Your task is to output every record exactly as it is given.

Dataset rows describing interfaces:
§
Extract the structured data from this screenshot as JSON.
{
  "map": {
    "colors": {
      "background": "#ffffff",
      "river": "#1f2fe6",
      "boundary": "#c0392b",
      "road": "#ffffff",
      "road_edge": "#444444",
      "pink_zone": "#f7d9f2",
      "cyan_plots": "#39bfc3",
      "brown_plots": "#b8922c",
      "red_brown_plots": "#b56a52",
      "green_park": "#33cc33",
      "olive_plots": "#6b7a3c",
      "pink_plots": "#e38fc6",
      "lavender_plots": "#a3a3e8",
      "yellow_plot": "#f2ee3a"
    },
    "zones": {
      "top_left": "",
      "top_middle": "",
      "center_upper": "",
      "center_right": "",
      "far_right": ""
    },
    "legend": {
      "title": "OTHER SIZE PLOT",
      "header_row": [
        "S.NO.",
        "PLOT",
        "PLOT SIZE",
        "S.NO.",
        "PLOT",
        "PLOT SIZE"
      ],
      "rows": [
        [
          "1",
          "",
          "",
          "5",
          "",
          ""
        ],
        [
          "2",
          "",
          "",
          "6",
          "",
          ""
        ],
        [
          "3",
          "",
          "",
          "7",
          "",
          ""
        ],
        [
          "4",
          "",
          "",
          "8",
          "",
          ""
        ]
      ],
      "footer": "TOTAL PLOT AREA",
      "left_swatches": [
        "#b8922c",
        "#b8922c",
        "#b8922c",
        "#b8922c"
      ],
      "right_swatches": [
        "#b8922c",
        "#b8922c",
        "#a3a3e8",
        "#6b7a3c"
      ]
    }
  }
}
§
= Exercise response =
Extract the structured data from this screenshot as JSON.
{
  "map": {
    "colors": {
      "background": "#ffffff",
      "river": "#1f2fe6",
      "boundary": "#c0392b",
      "road": "#ffffff",
      "road_edge": "#444444",
      "pink_zone": "#f7d9f2",
      "cyan_plots": "#39bfc3",
      "brown_plots": "#b8922c",
      "red_brown_plots": "#b56a52",
      "green_park": "#33cc33",
      "olive_plots": "#6b7a3c",
      "pink_plots": "#e38fc6",
      "lavender_plots": "#a3a3e8",
      "yellow_plot": "#f2ee3a"
    },
    "zones": {
      "top_left": "",
      "top_middle": "",
      "center_upper": "",
      "center_right": "",
      "far_right": ""
    },
    "legend": {
      "title": "OTHER SIZE PLOT",
      "header_row": [
        "S.NO.",
        "PLOT",
        "PLOT SIZE",
        "S.NO.",
        "PLOT",
        "PLOT SIZE"
      ],
      "rows": [
        [
          "1",
          "",
          "",
          "5",
          "",
          ""
        ],
        [
          "2",
          "",
          "",
          "6",
          "",
          ""
        ],
        [
          "3",
          "",
          "",
          "7",
          "",
          ""
        ],
        [
          "4",
          "",
          "",
          "8",
          "",
          ""
        ]
      ],
      "footer": "TOTAL PLOT AREA",
      "left_swatches": [
        "#b8922c",
        "#b8922c",
        "#b8922c",
        "#b8922c"
      ],
      "right_swatches": [
        "#b8922c",
        "#b8922c",
        "#a3a3e8",
        "#6b7a3c"
      ]
    }
  }
}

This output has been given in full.